mind shield n.

a mental barrier that prevents one’s thoughts from being read by a telepath


  • 1938 M. Schere Brain-Storm Vibration in Astounding Science-Fiction May 145/2 page image Moses Schere bibliography

    Then, perhaps, with private detectives—some sort of mind shield—Joshua, you must remember.

  • 1940 A. E. van Vogt Slan in Astounding Science Fiction Nov. 132/2 page image A. E. van Vogt bibliography

    You will lower your mind shield. Of course, I don’t expect absolutely free access to your brain. That would be like asking you to undress.

  • 1949 J. H. Schmitz Agent of Vega in Astounding Science-Fiction July 28/1 page image James H. Schmitz bibliography

    The Psychologist himself, whose dome-shaped dwelling topped one section of the Old Lycannese Hotel, was taking no chances at all these days. From the center of the moving cluster of his henchmen he gave the trailing humanoid’s mind a flicking probe and encountered a mind-shield no different than was to be expected in a traveler with highly valuable commercial secrets to preserve—”a shield he could have dissolved in an instant with hardly any effort at all.

  • 1952 K. F. Crossen Caphian Caper in Thrilling Wonder Stories Dec. 29/1 page image Kendell Foster Crossen bibliography

    The only Terran who has ever developed a secondary mind shield—”the only non-Rigelian who has ever penetrated my shield, even though you did it the once by trickery.

  • 1967 A. Norton Wizard's World in Worlds of If June 20/2 page image Andre Norton bibliography

    The Esper went back, holding a mind shield as a frail protection.

  • 1978 S. Tall King is Dead: Long Live the Queen in Amazing Stories Jan. 46/2 page image Stephen Tall bibliography

    When she reached the food and saw the amount of it, her mind shield dropped. Wolvem could sense her greed.

  • 1989 P. E. Cunningham Purpose in Magazine of Fantasy & Science Fiction July 134 page image P. E. Cunningham bibliography

    He glowered back at Peter. His mind-shield was rock. ‘You can’t turn your back on what you are. You’re a Terrell, and the Terrells are the Keep. For a Telepath to deny the purpose of his talent—’

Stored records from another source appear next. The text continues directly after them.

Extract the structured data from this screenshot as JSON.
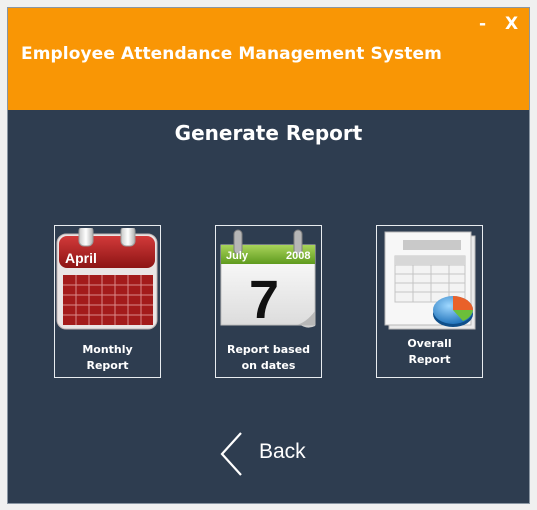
{
  "window": {
    "title": "Employee Attendance Management System",
    "minimize_label": "-",
    "close_label": "X"
  },
  "page": {
    "heading": "Generate Report"
  },
  "tiles": [
    {
      "label_lines": [
        "Monthly",
        "Report"
      ],
      "icon": "calendar-april-icon",
      "icon_text": "April"
    },
    {
      "label_lines": [
        "Report based",
        "on dates"
      ],
      "icon": "calendar-date-icon",
      "icon_text": {
        "month": "July",
        "year": "2008",
        "day": "7"
      }
    },
    {
      "label_lines": [
        "Overall",
        "Report"
      ],
      "icon": "report-chart-icon"
    }
  ],
  "back": {
    "label": "Back",
    "icon": "chevron-left-icon"
  },
  "colors": {
    "titlebar": "#f99605",
    "background": "#2e3d50",
    "text": "#ffffff"
  }
}
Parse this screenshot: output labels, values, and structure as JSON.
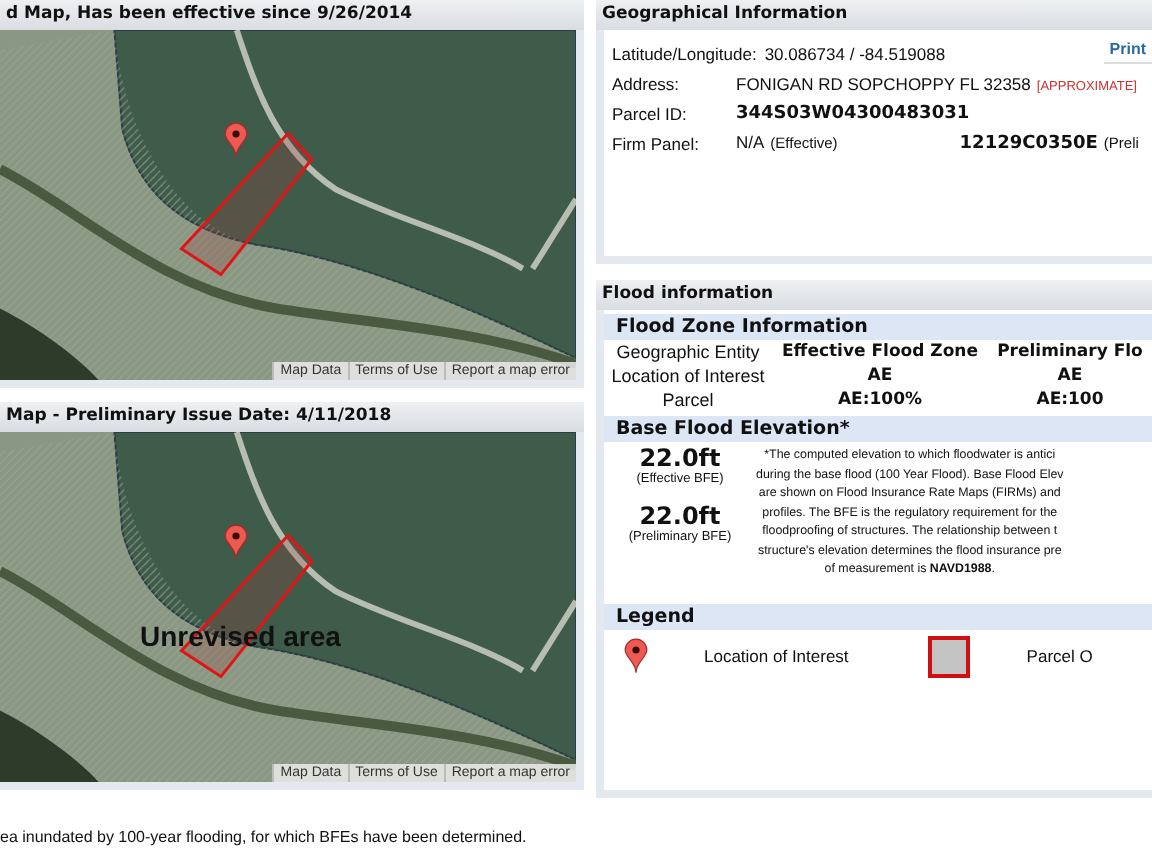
{
  "maps": [
    {
      "title": "d Map, Has been effective since 9/26/2014",
      "attribution": [
        "Map Data",
        "Terms of Use",
        "Report a map error"
      ]
    },
    {
      "title": "Map - Preliminary Issue Date: 4/11/2018",
      "overlay_label": "Unrevised area",
      "attribution": [
        "Map Data",
        "Terms of Use",
        "Report a map error"
      ]
    }
  ],
  "footer_note": "ea inundated by 100-year flooding, for which BFEs have been determined.",
  "geo_info": {
    "title": "Geographical Information",
    "print_button": "Print",
    "rows": [
      {
        "label": "Latitude/Longitude:",
        "parts": [
          {
            "kind": "text",
            "text": "30.086734 / -84.519088"
          }
        ]
      },
      {
        "label": "Address:",
        "parts": [
          {
            "kind": "text",
            "text": "FONIGAN RD SOPCHOPPY FL 32358"
          },
          {
            "kind": "tag",
            "text": "[APPROXIMATE]"
          }
        ]
      },
      {
        "label": "Parcel ID:",
        "parts": [
          {
            "kind": "bold",
            "text": "344S03W04300483031"
          }
        ]
      },
      {
        "label": "Firm Panel:",
        "parts": [
          {
            "kind": "text",
            "text": "N/A"
          },
          {
            "kind": "note",
            "text": "(Effective)"
          },
          {
            "kind": "bold",
            "text": "12129C0350E"
          },
          {
            "kind": "note",
            "text": "(Preli"
          }
        ]
      }
    ]
  },
  "flood_info": {
    "title": "Flood information",
    "zone": {
      "heading": "Flood Zone Information",
      "columns": [
        "Geographic Entity",
        "Effective Flood Zone",
        "Preliminary Flo"
      ],
      "rows": [
        [
          "Location of Interest",
          "AE",
          "AE"
        ],
        [
          "Parcel",
          "AE:100%",
          "AE:100"
        ]
      ]
    },
    "bfe": {
      "heading": "Base Flood Elevation*",
      "values": [
        {
          "value": "22.0ft",
          "caption": "(Effective BFE)"
        },
        {
          "value": "22.0ft",
          "caption": "(Preliminary BFE)"
        }
      ],
      "description_lines": [
        "*The computed elevation to which floodwater is antici",
        "during the base flood (100 Year Flood). Base Flood Elev",
        "are shown on Flood Insurance Rate Maps (FIRMs) and",
        "profiles. The BFE is the regulatory requirement for the",
        "floodproofing of structures. The relationship between t",
        "structure's elevation determines the flood insurance pre",
        "of measurement is **NAVD1988**."
      ]
    },
    "legend": {
      "heading": "Legend",
      "items": [
        {
          "kind": "pin",
          "label": "Location of Interest"
        },
        {
          "kind": "parcel",
          "label": "Parcel O"
        }
      ]
    }
  }
}
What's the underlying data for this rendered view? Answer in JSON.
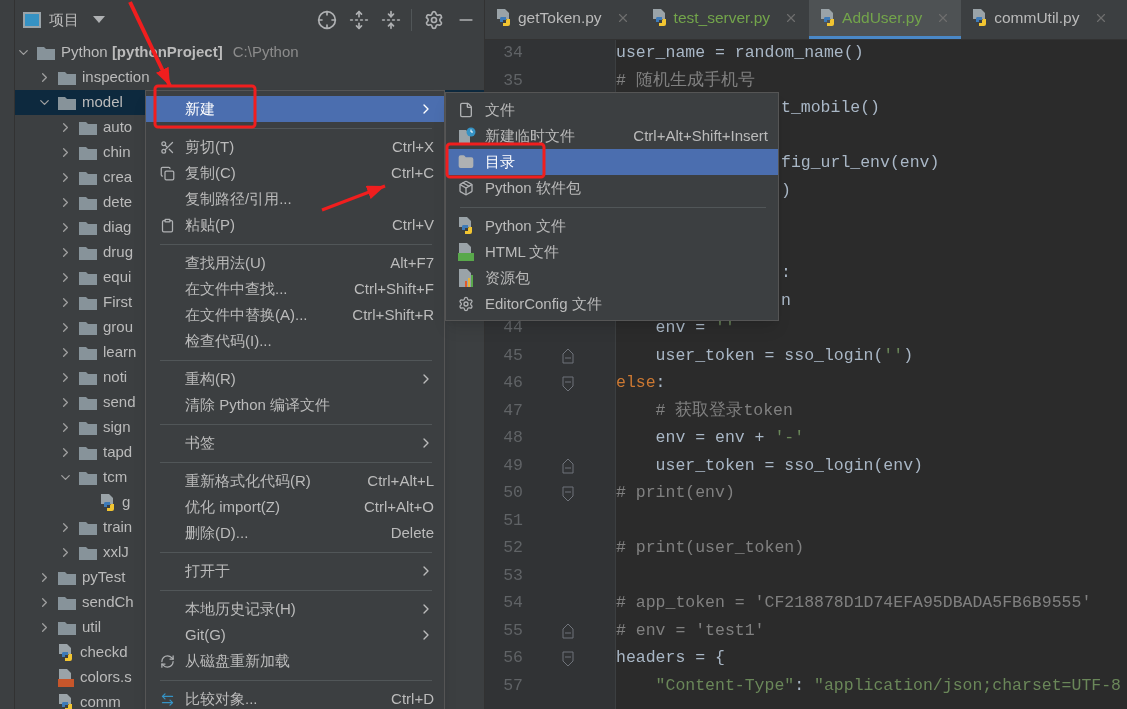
{
  "project_panel": {
    "title": "项目",
    "tree": [
      {
        "label": "Python **[pythonProject]**",
        "path": "C:\\Python",
        "kind": "folder",
        "expanded": true,
        "selected": false,
        "children": [
          {
            "label": "inspection",
            "kind": "folder",
            "expanded": false,
            "selected": false
          },
          {
            "label": "model",
            "kind": "folder",
            "expanded": true,
            "selected": true,
            "children": [
              {
                "label": "auto",
                "kind": "folder",
                "expanded": false,
                "selected": false
              },
              {
                "label": "chin",
                "kind": "folder",
                "expanded": false,
                "selected": false
              },
              {
                "label": "crea",
                "kind": "folder",
                "expanded": false,
                "selected": false
              },
              {
                "label": "dete",
                "kind": "folder",
                "expanded": false,
                "selected": false
              },
              {
                "label": "diag",
                "kind": "folder",
                "expanded": false,
                "selected": false
              },
              {
                "label": "drug",
                "kind": "folder",
                "expanded": false,
                "selected": false
              },
              {
                "label": "equi",
                "kind": "folder",
                "expanded": false,
                "selected": false
              },
              {
                "label": "First",
                "kind": "folder",
                "expanded": false,
                "selected": false
              },
              {
                "label": "grou",
                "kind": "folder",
                "expanded": false,
                "selected": false
              },
              {
                "label": "learn",
                "kind": "folder",
                "expanded": false,
                "selected": false
              },
              {
                "label": "noti",
                "kind": "folder",
                "expanded": false,
                "selected": false
              },
              {
                "label": "send",
                "kind": "folder",
                "expanded": false,
                "selected": false
              },
              {
                "label": "sign",
                "kind": "folder",
                "expanded": false,
                "selected": false
              },
              {
                "label": "tapd",
                "kind": "folder",
                "expanded": false,
                "selected": false
              },
              {
                "label": "tcm",
                "kind": "folder",
                "expanded": true,
                "selected": false,
                "children": [
                  {
                    "label": "g",
                    "kind": "python",
                    "selected": false
                  }
                ]
              },
              {
                "label": "train",
                "kind": "folder",
                "expanded": false,
                "selected": false
              },
              {
                "label": "xxlJ",
                "kind": "folder",
                "expanded": false,
                "selected": false
              }
            ]
          },
          {
            "label": "pyTest",
            "kind": "folder",
            "expanded": false,
            "selected": false
          },
          {
            "label": "sendCh",
            "kind": "folder",
            "expanded": false,
            "selected": false
          },
          {
            "label": "util",
            "kind": "folder",
            "expanded": false,
            "selected": false
          },
          {
            "label": "checkd",
            "kind": "python",
            "selected": false
          },
          {
            "label": "colors.s",
            "kind": "style",
            "selected": false
          },
          {
            "label": "comm",
            "kind": "python",
            "selected": false
          }
        ]
      }
    ]
  },
  "editor": {
    "tabs": [
      {
        "label": "getToken.py",
        "color": "#bbbbbb",
        "selected": false
      },
      {
        "label": "test_server.py",
        "color": "#73a54b",
        "selected": false
      },
      {
        "label": "AddUser.py",
        "color": "#73a54b",
        "selected": true
      },
      {
        "label": "commUtil.py",
        "color": "#bbbbbb",
        "selected": false
      }
    ],
    "lines": [
      {
        "number": "34",
        "code": [
          {
            "kind": "plain",
            "text": "user_name = random_name()"
          }
        ]
      },
      {
        "number": "35",
        "code": [
          {
            "kind": "comment",
            "text": "# 随机生成手机号"
          }
        ]
      },
      {
        "kind": "covered",
        "code": [
          {
            "kind": "plain",
            "text": "t_mobile()"
          }
        ]
      },
      {
        "kind": "covered"
      },
      {
        "kind": "covered",
        "code": [
          {
            "kind": "plain",
            "text": "fig_url_env(env)"
          }
        ]
      },
      {
        "kind": "covered",
        "code": [
          {
            "kind": "plain",
            "text": ")"
          }
        ]
      },
      {
        "kind": "covered"
      },
      {
        "kind": "covered"
      },
      {
        "kind": "covered",
        "code": [
          {
            "kind": "plain",
            "text": ":"
          }
        ]
      },
      {
        "kind": "covered",
        "code": [
          {
            "kind": "plain",
            "text": "n"
          }
        ]
      },
      {
        "number": "44",
        "code": [
          {
            "kind": "plain",
            "text": "    env = "
          },
          {
            "kind": "string",
            "text": "''"
          }
        ]
      },
      {
        "number": "45",
        "block_end": true,
        "code": [
          {
            "kind": "plain",
            "text": "    user_token = sso_login("
          },
          {
            "kind": "string",
            "text": "''"
          },
          {
            "kind": "plain",
            "text": ")"
          }
        ]
      },
      {
        "number": "46",
        "block_start": true,
        "code": [
          {
            "kind": "keyword",
            "text": "else"
          },
          {
            "kind": "plain",
            "text": ":"
          }
        ]
      },
      {
        "number": "47",
        "code": [
          {
            "kind": "comment",
            "text": "    # 获取登录token"
          }
        ]
      },
      {
        "number": "48",
        "code": [
          {
            "kind": "plain",
            "text": "    env = env + "
          },
          {
            "kind": "string",
            "text": "'-'"
          }
        ]
      },
      {
        "number": "49",
        "block_end": true,
        "code": [
          {
            "kind": "plain",
            "text": "    user_token = sso_login(env)"
          }
        ]
      },
      {
        "number": "50",
        "block_start": true,
        "code": [
          {
            "kind": "comment",
            "text": "# print(env)"
          }
        ]
      },
      {
        "number": "51"
      },
      {
        "number": "52",
        "code": [
          {
            "kind": "comment",
            "text": "# print(user_token)"
          }
        ]
      },
      {
        "number": "53"
      },
      {
        "number": "54",
        "code": [
          {
            "kind": "comment",
            "text": "# app_token = 'CF218878D1D74EFA95DBADA5FB6B9555'"
          }
        ]
      },
      {
        "number": "55",
        "block_end": true,
        "code": [
          {
            "kind": "comment",
            "text": "# env = 'test1'"
          }
        ]
      },
      {
        "number": "56",
        "block_start": true,
        "code": [
          {
            "kind": "plain",
            "text": "headers = {"
          }
        ]
      },
      {
        "number": "57",
        "code": [
          {
            "kind": "string",
            "text": "    \"Content-Type\""
          },
          {
            "kind": "plain",
            "text": ": "
          },
          {
            "kind": "string",
            "text": "\"application/json;charset=UTF-8"
          }
        ]
      }
    ]
  },
  "context_menu": {
    "items": [
      {
        "kind": "item",
        "label": "新建",
        "submenu": true,
        "selected": true
      },
      {
        "kind": "separator"
      },
      {
        "kind": "item",
        "label": "剪切(T)",
        "shortcut": "Ctrl+X",
        "selected": false
      },
      {
        "kind": "item",
        "label": "复制(C)",
        "shortcut": "Ctrl+C",
        "selected": false
      },
      {
        "kind": "item",
        "label": "复制路径/引用...",
        "selected": false
      },
      {
        "kind": "item",
        "label": "粘贴(P)",
        "shortcut": "Ctrl+V",
        "selected": false
      },
      {
        "kind": "separator"
      },
      {
        "kind": "item",
        "label": "查找用法(U)",
        "shortcut": "Alt+F7",
        "selected": false
      },
      {
        "kind": "item",
        "label": "在文件中查找...",
        "shortcut": "Ctrl+Shift+F",
        "selected": false
      },
      {
        "kind": "item",
        "label": "在文件中替换(A)...",
        "shortcut": "Ctrl+Shift+R",
        "selected": false
      },
      {
        "kind": "item",
        "label": "检查代码(I)...",
        "selected": false
      },
      {
        "kind": "separator"
      },
      {
        "kind": "item",
        "label": "重构(R)",
        "submenu": true,
        "selected": false
      },
      {
        "kind": "item",
        "label": "清除 Python 编译文件",
        "selected": false
      },
      {
        "kind": "separator"
      },
      {
        "kind": "item",
        "label": "书签",
        "submenu": true,
        "selected": false
      },
      {
        "kind": "separator"
      },
      {
        "kind": "item",
        "label": "重新格式化代码(R)",
        "shortcut": "Ctrl+Alt+L",
        "selected": false
      },
      {
        "kind": "item",
        "label": "优化 import(Z)",
        "shortcut": "Ctrl+Alt+O",
        "selected": false
      },
      {
        "kind": "item",
        "label": "删除(D)...",
        "shortcut": "Delete",
        "selected": false
      },
      {
        "kind": "separator"
      },
      {
        "kind": "item",
        "label": "打开于",
        "submenu": true,
        "selected": false
      },
      {
        "kind": "separator"
      },
      {
        "kind": "item",
        "label": "本地历史记录(H)",
        "submenu": true,
        "selected": false
      },
      {
        "kind": "item",
        "label": "Git(G)",
        "submenu": true,
        "selected": false
      },
      {
        "kind": "item",
        "label": "从磁盘重新加载",
        "selected": false
      },
      {
        "kind": "separator"
      },
      {
        "kind": "item",
        "label": "比较对象...",
        "shortcut": "Ctrl+D",
        "selected": false
      }
    ]
  },
  "submenu": {
    "items": [
      {
        "kind": "item",
        "label": "文件",
        "selected": false
      },
      {
        "kind": "item",
        "label": "新建临时文件",
        "shortcut": "Ctrl+Alt+Shift+Insert",
        "selected": false
      },
      {
        "kind": "item",
        "label": "目录",
        "selected": true
      },
      {
        "kind": "item",
        "label": "Python 软件包",
        "selected": false
      },
      {
        "kind": "separator"
      },
      {
        "kind": "item",
        "label": "Python 文件",
        "selected": false
      },
      {
        "kind": "item",
        "label": "HTML 文件",
        "selected": false
      },
      {
        "kind": "item",
        "label": "资源包",
        "selected": false
      },
      {
        "kind": "item",
        "label": "EditorConfig 文件",
        "selected": false
      }
    ]
  }
}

Research requirements

antedating 1940

Earliest cite

A.E. van Vogt, 'Slan'

Research History
Mike Christie submitted a 1940 cite from A.E. van Vogt's "Slan".
Fred Galvin submitted a 1952 cite from Kendell Foster Crossen's "The Caphian Caper".
Fred Galvin submitted a cite from a 1962 reprint of 1949 James H. Schmitz's "Agent of Vega"; Mike Christie verified it in the original publication.

Last modified 2020-12-27 03:53:02
In the compilation of some entries, HDSF has drawn extensively on corresponding entries in OED.